▸ YOUR OBJECTIVE
Search the records for the string "NAVIGUER", then copy each line that has it.

▸ DATASET
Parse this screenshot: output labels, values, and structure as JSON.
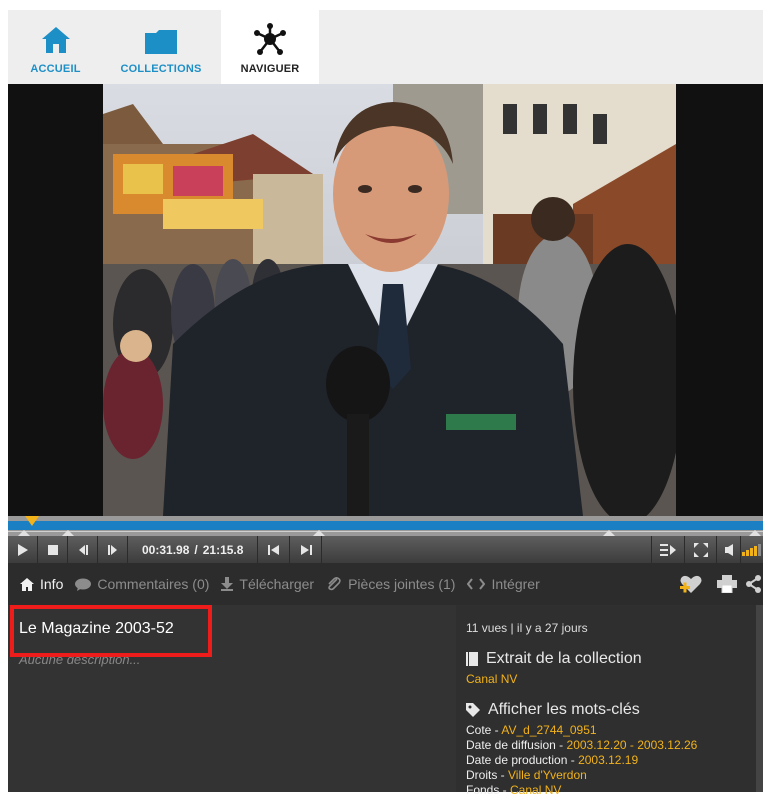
{
  "nav": {
    "tabs": [
      {
        "label": "ACCUEIL",
        "icon": "home-icon"
      },
      {
        "label": "COLLECTIONS",
        "icon": "folder-icon"
      },
      {
        "label": "NAVIGUER",
        "icon": "network-icon"
      }
    ],
    "active_tab": "NAVIGUER",
    "accent_color": "#1d8fc7"
  },
  "player": {
    "current_time": "00:31.98",
    "separator": "/",
    "total_time": "21:15.8",
    "progress_fraction": 0.025,
    "volume_level_fraction": 0.8
  },
  "tabs": {
    "info": "Info",
    "comments": "Commentaires (0)",
    "download": "Télécharger",
    "attachments": "Pièces jointes (1)",
    "embed": "Intégrer"
  },
  "media": {
    "title": "Le Magazine 2003-52",
    "description": "Aucune description..."
  },
  "sidebar": {
    "views": "11 vues | il y a 27 jours",
    "collection_heading": "Extrait de la collection",
    "collection_name": "Canal NV",
    "keywords_heading": "Afficher les mots-clés",
    "meta": [
      {
        "label": "Cote - ",
        "value": "AV_d_2744_0951"
      },
      {
        "label": "Date de diffusion - ",
        "value": "2003.12.20 - 2003.12.26"
      },
      {
        "label": "Date de production - ",
        "value": "2003.12.19"
      },
      {
        "label": "Droits - ",
        "value": "Ville d'Yverdon"
      },
      {
        "label": "Fonds - ",
        "value": "Canal NV"
      }
    ],
    "highlight_color": "#f2b21a"
  },
  "annotation_color": "#ef1c1c"
}
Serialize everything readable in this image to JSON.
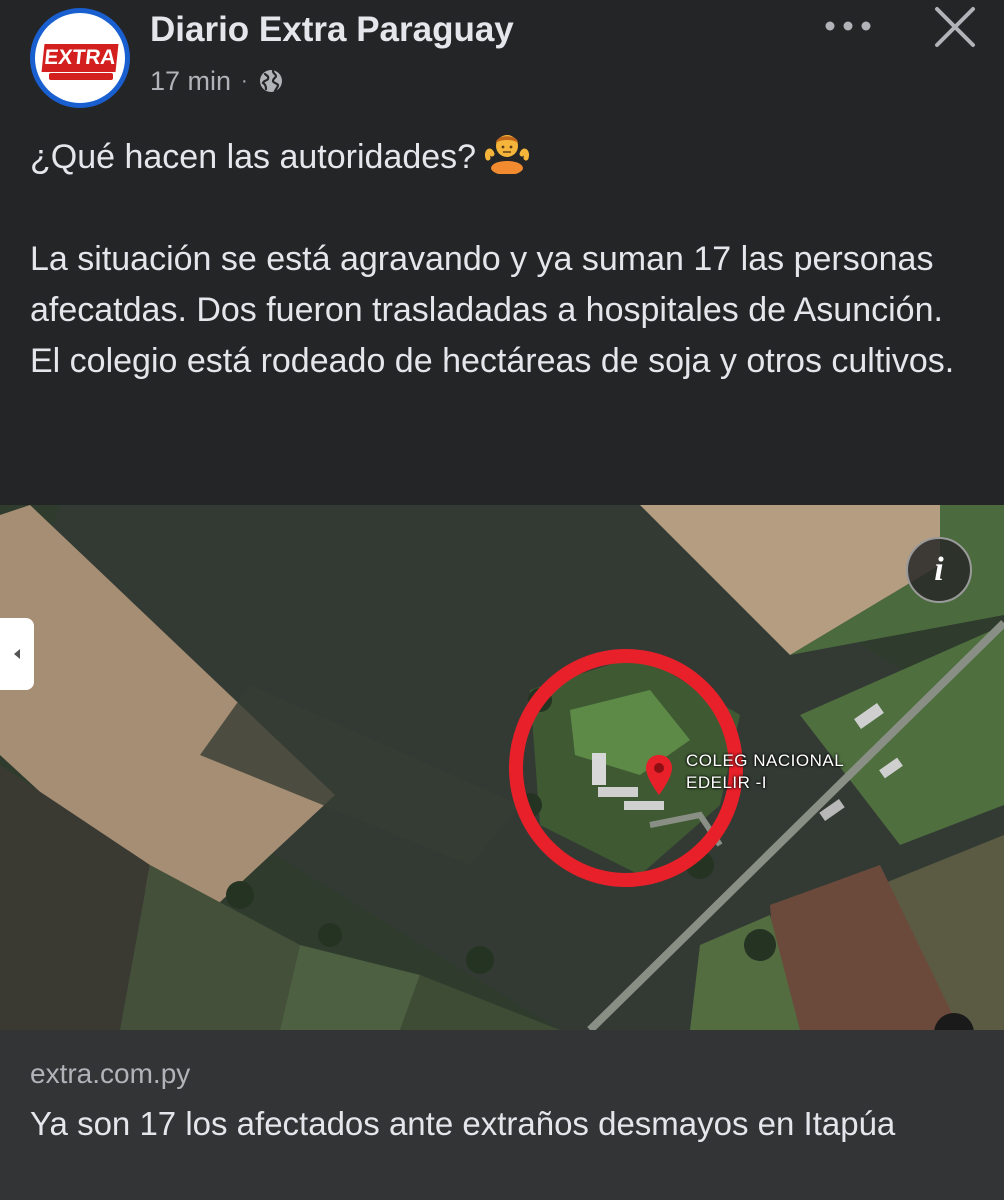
{
  "header": {
    "page_name": "Diario Extra Paraguay",
    "timestamp": "17 min",
    "separator": "·",
    "audience_icon": "globe-icon",
    "more_icon": "more-dots-icon",
    "close_icon": "close-icon",
    "avatar": {
      "logo_text": "EXTRA",
      "brand_color": "#d3201f",
      "ring_color": "#1a5fd0"
    }
  },
  "post": {
    "line1": "¿Qué hacen las autoridades?",
    "emoji": "person-shrugging-emoji",
    "paragraph1": "La situación se está agravando y ya suman 17 las personas afecatdas. Dos fueron trasladadas a hospitales de Asunción.",
    "paragraph2": "El colegio está rodeado de hectáreas de soja y otros cultivos."
  },
  "map": {
    "label": "COLEG NACIONAL\nEDELIR -I",
    "info_icon": "info-icon",
    "info_glyph": "i",
    "marker_icon": "map-pin-icon",
    "highlight_color": "#e8202a"
  },
  "link_preview": {
    "domain": "extra.com.py",
    "title": "Ya son 17 los afectados ante extraños desmayos en Itapúa"
  },
  "colors": {
    "background": "#242527",
    "text_primary": "#e4e6eb",
    "text_secondary": "#b0b3b8",
    "link_background": "#323436"
  }
}
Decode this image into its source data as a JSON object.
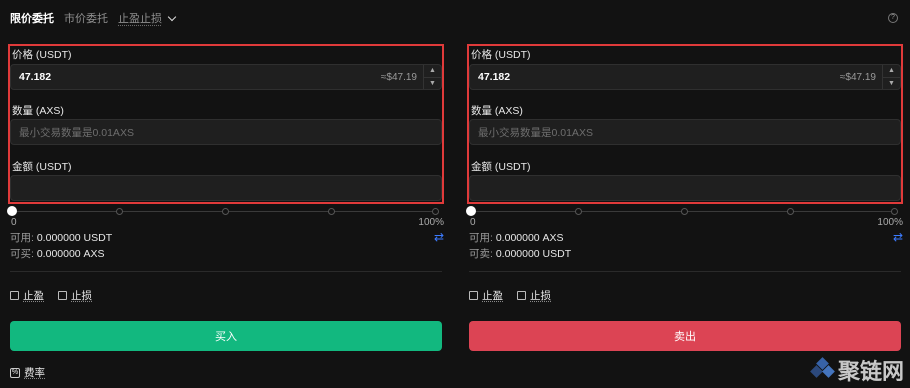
{
  "tabs": [
    {
      "label": "限价委托"
    },
    {
      "label": "市价委托"
    },
    {
      "label": "止盈止损"
    }
  ],
  "buy": {
    "price_label": "价格 (USDT)",
    "price_value": "47.182",
    "price_approx": "≈$47.19",
    "amount_label": "数量 (AXS)",
    "amount_placeholder": "最小交易数量是0.01AXS",
    "total_label": "金额 (USDT)",
    "slider_min": "0",
    "slider_max": "100%",
    "slider_value_pct": 0,
    "avail_label": "可用:",
    "avail_value": "0.000000 USDT",
    "max_label": "可买:",
    "max_value": "0.000000 AXS",
    "take_profit": "止盈",
    "stop_loss": "止损",
    "button": "买入"
  },
  "sell": {
    "price_label": "价格 (USDT)",
    "price_value": "47.182",
    "price_approx": "≈$47.19",
    "amount_label": "数量 (AXS)",
    "amount_placeholder": "最小交易数量是0.01AXS",
    "total_label": "金额 (USDT)",
    "slider_min": "0",
    "slider_max": "100%",
    "slider_value_pct": 0,
    "avail_label": "可用:",
    "avail_value": "0.000000 AXS",
    "max_label": "可卖:",
    "max_value": "0.000000 USDT",
    "take_profit": "止盈",
    "stop_loss": "止损",
    "button": "卖出"
  },
  "fee_label": "费率",
  "watermark": "聚链网",
  "colors": {
    "buy": "#12b87f",
    "sell": "#dc4454",
    "highlight": "#e03a3a",
    "swap": "#3c7bff"
  },
  "icons": [
    "help-icon",
    "swap-icon",
    "fee-icon",
    "chevron-down-icon"
  ]
}
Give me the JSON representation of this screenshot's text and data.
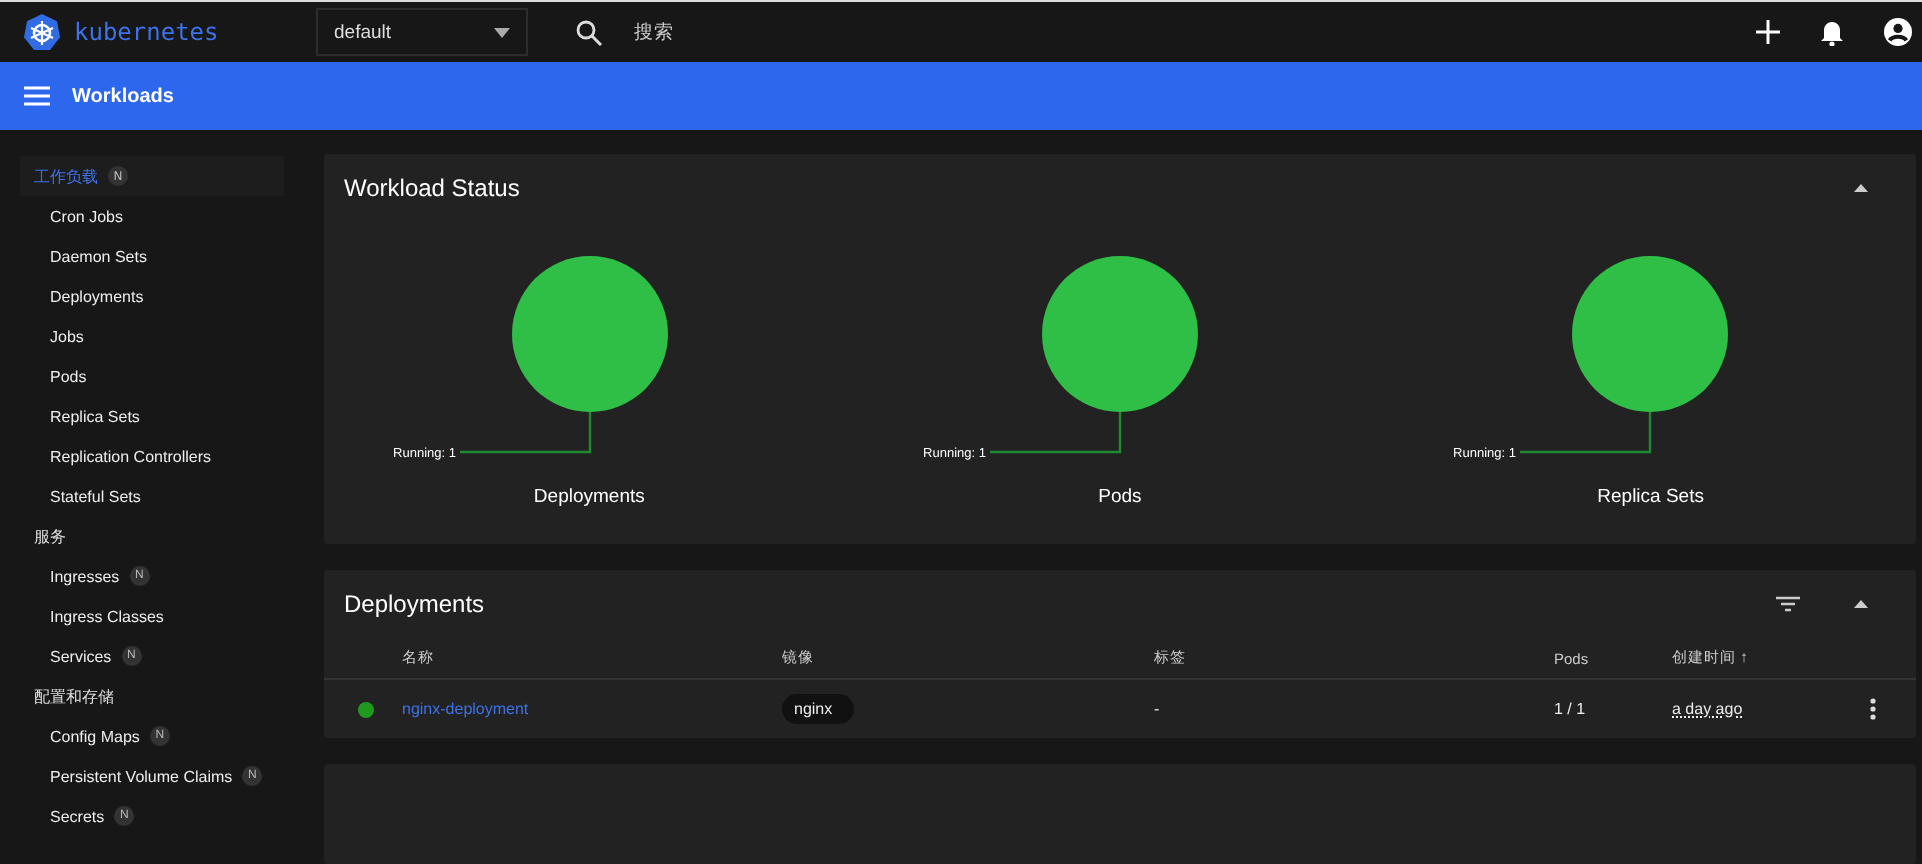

▸ RESULT OF THIS EXERCISE
        "label": "NAVIGUER",
    "active_tab": "NAVIGUER",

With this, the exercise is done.